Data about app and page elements
■ ■ ■ ■ ■ ■ ■
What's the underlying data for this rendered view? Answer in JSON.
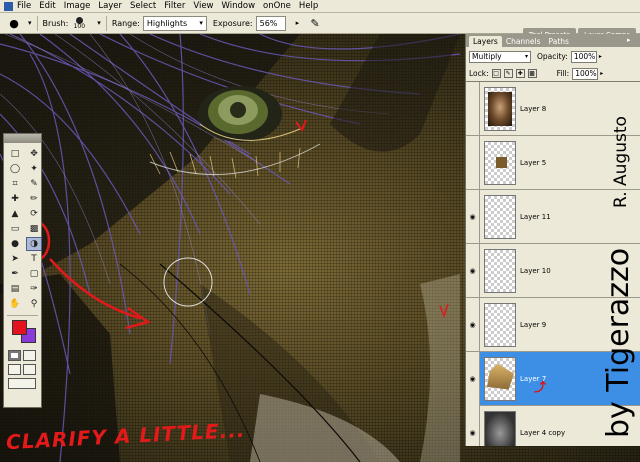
{
  "menu": {
    "items": [
      "File",
      "Edit",
      "Image",
      "Layer",
      "Select",
      "Filter",
      "View",
      "Window",
      "onOne",
      "Help"
    ]
  },
  "options_bar": {
    "brush_label": "Brush:",
    "brush_size": "100",
    "range_label": "Range:",
    "range_value": "Highlights",
    "exposure_label": "Exposure:",
    "exposure_value": "56%",
    "palette_tabs": [
      "Tool Presets",
      "Layer Comps"
    ]
  },
  "tools": {
    "fg_color": "#e3121e",
    "bg_color": "#8a3ad8"
  },
  "layers_panel": {
    "tabs": [
      "Layers",
      "Channels",
      "Paths"
    ],
    "blend_mode": "Multiply",
    "opacity_label": "Opacity:",
    "opacity_value": "100%",
    "lock_label": "Lock:",
    "fill_label": "Fill:",
    "fill_value": "100%",
    "layers": [
      {
        "name": "Layer 8",
        "visible": false,
        "thumb": "face"
      },
      {
        "name": "Layer 5",
        "visible": false,
        "thumb": "patch"
      },
      {
        "name": "Layer 11",
        "visible": true,
        "thumb": "empty"
      },
      {
        "name": "Layer 10",
        "visible": true,
        "thumb": "empty"
      },
      {
        "name": "Layer 9",
        "visible": true,
        "thumb": "empty"
      },
      {
        "name": "Layer 7",
        "visible": true,
        "thumb": "burlap",
        "selected": true
      },
      {
        "name": "Layer 4 copy",
        "visible": true,
        "thumb": "gray"
      }
    ]
  },
  "overlay": {
    "credit_main": "by Tigerazzo",
    "credit_sub": "R. Augusto",
    "caption": "CLARIFY A LITTLE..."
  }
}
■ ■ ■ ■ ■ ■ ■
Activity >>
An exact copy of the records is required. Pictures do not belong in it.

Exercise answer >>
What's the underlying data for this rendered view? Answer in JSON.
{
  "menu": {
    "items": [
      "File",
      "Edit",
      "Image",
      "Layer",
      "Select",
      "Filter",
      "View",
      "Window",
      "onOne",
      "Help"
    ]
  },
  "options_bar": {
    "brush_label": "Brush:",
    "brush_size": "100",
    "range_label": "Range:",
    "range_value": "Highlights",
    "exposure_label": "Exposure:",
    "exposure_value": "56%",
    "palette_tabs": [
      "Tool Presets",
      "Layer Comps"
    ]
  },
  "tools": {
    "fg_color": "#e3121e",
    "bg_color": "#8a3ad8"
  },
  "layers_panel": {
    "tabs": [
      "Layers",
      "Channels",
      "Paths"
    ],
    "blend_mode": "Multiply",
    "opacity_label": "Opacity:",
    "opacity_value": "100%",
    "lock_label": "Lock:",
    "fill_label": "Fill:",
    "fill_value": "100%",
    "layers": [
      {
        "name": "Layer 8",
        "visible": false,
        "thumb": "face"
      },
      {
        "name": "Layer 5",
        "visible": false,
        "thumb": "patch"
      },
      {
        "name": "Layer 11",
        "visible": true,
        "thumb": "empty"
      },
      {
        "name": "Layer 10",
        "visible": true,
        "thumb": "empty"
      },
      {
        "name": "Layer 9",
        "visible": true,
        "thumb": "empty"
      },
      {
        "name": "Layer 7",
        "visible": true,
        "thumb": "burlap",
        "selected": true
      },
      {
        "name": "Layer 4 copy",
        "visible": true,
        "thumb": "gray"
      }
    ]
  },
  "overlay": {
    "credit_main": "by Tigerazzo",
    "credit_sub": "R. Augusto",
    "caption": "CLARIFY A LITTLE..."
  }
}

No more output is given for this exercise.